– Team: Philadelphia Warriors

Stan Brown was the first basketball player in history to go straight from high school to the pros. In fact, he was still in high school when his career began as a player on the American Basketball League’s Philadelphia Sphas in 1946. The following year, he joined the Philadelphia Warriors of the Basketball Association of America (later rebranded as the NBA in 1949).

Brown played 19 games as a Warrior in the 1947-48 season and then returned in the 1951-52 season to play 15 more games. During his 34 games in the BAA/NBA, the forward averaged 3.1 points and 1.1 rebounds per game in 9.4 minutes per game.

Darko Miličić of the Orlando Magic and Chris Webber of the Detroit Pistons battle for position.
Doug Benc // Getty Images

#4. Darko Miličić

– NBA debut age: 18 years, 133 days
– Team: Detroit Pistons

Darko Miličić was picked second overall in the 2003 draft, behind LeBron James. Unfortunately for the Serbia native, the Detroit Pistons were already an elite team, so he didn’t get much playing time during his rookie season. As a result, the big man wasn’t allotted the experience to grow his game and is widely considered an NBA bust. However, Miličić did win a championship with the Pistons his rookie year and still holds the distinction of being the youngest player to appear in an NBA finals game and the youngest player to win a title.

Despite not living up to his potential, Miličić played in the NBA for 10 years. He bounced around from five different teams for the final seven years of his career.

Los Angeles Lakers Introduce Kobe Bryant.
Steve Grayson // Getty Images

#3. Kobe Bryant

– NBA debut age: 18 years, 72 days
– Team: Los Angeles Lakers

Because Kobe Bryant played with the Los Angeles Lakers for the entirety of his 20-season career, it’s easy to forget the Charlotte Hornets technically drafted him with the 13th pick in the 1996 draft. (He was traded two weeks later for Vlade Divac.)

It was clear Bryant was going to be a star from the get-go. The guard made his NBA debut on Nov. 3, 1996, against the Minnesota Timberwolves; on Jan. 28, 1997, he became the youngest player to start an NBA game. By his second season, Bryant was already an All-Star.

Bryant went on to be an All-Star 18 times during his two decades in the league. He also won five championships and countless other accolades.

Jermaine O'Neal #7 of the Indiana Pacers adjusts his headband.
Jonathan Ferrey // Getty Images

#2. Jermaine O’Neal

– NBA debut age: 18 years, 53 days
– Team: Portland Trail Blazers

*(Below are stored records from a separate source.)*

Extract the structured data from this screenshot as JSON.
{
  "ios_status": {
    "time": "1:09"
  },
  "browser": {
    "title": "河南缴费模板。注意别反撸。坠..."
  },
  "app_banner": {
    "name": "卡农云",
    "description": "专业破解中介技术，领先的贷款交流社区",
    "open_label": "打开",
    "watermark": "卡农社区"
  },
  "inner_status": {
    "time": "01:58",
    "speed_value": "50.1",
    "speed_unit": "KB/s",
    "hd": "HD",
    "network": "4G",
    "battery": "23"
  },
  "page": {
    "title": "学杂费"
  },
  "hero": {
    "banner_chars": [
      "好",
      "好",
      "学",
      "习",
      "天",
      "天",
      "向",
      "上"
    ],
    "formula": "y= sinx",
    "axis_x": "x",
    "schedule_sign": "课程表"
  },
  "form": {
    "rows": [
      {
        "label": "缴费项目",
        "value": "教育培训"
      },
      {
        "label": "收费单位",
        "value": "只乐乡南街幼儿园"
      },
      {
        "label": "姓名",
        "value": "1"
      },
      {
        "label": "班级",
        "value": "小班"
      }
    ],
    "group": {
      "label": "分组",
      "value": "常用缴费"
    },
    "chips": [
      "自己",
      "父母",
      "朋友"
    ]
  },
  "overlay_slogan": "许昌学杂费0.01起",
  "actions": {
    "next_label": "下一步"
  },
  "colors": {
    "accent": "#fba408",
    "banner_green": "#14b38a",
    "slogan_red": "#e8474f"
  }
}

The 1996 draft was a good one for talented teenagers. The Portland Trail Blazers selected Jermaine O’Neal 17th overall. The big man made his NBA debut on Dec. 5, 1996, against the Denver Nuggets and held the title of youngest player to play in an NBA game for nearly a decade.

O’Neal was traded to the Indiana Pacers after four years in Portland. His star rose with the Pacers. During eight seasons in Indiana, the young player was named an All-Star six times and an All-NBA selection three times. O’Neal played for five more teams before retiring in 2014 and averaged 13.2 points, 7.2 rebounds, and 1.8 blocks per game during his 18-year career.

Andrew Bynum of the Los Angeles Lakers and Zaza Pachulia of the Atlanta Hawks battle for position.
Lisa Blumenfeld // Getty Images

#1. Andrew Bynum

– NBA debut age: 18 years, 6 days
– Team: Los Angeles Lakers

Andrew Bynum was selected 10th overall by the Los Angeles Lakers in the 2005 draft and made his NBA debut on Nov. 2, 2005, against the Denver Nuggets at just 18 years and six days old. The center’s career took a few years to get established, but he ended up playing with the Lakers until 2012, the same year he was named an All-Star. During that time, Bynum won championships in 2009 and 2010.

The big man split the 2013-14 season between the Cleveland Cavaliers and Indiana Pacers. Unfortunately, a knee injury sustained that season ended his career prematurely at the age of 26. Bynum averaged 11.5 points, 7.7 rebounds, and 1.6 blocks per game during his career.

Story editing by Carren Jao. Copy editing by Robert Wickwire. Photo selection by Clarese Moller.

This story originally appeared on ATS.io and was produced and distributed in partnership with Stacker Studio.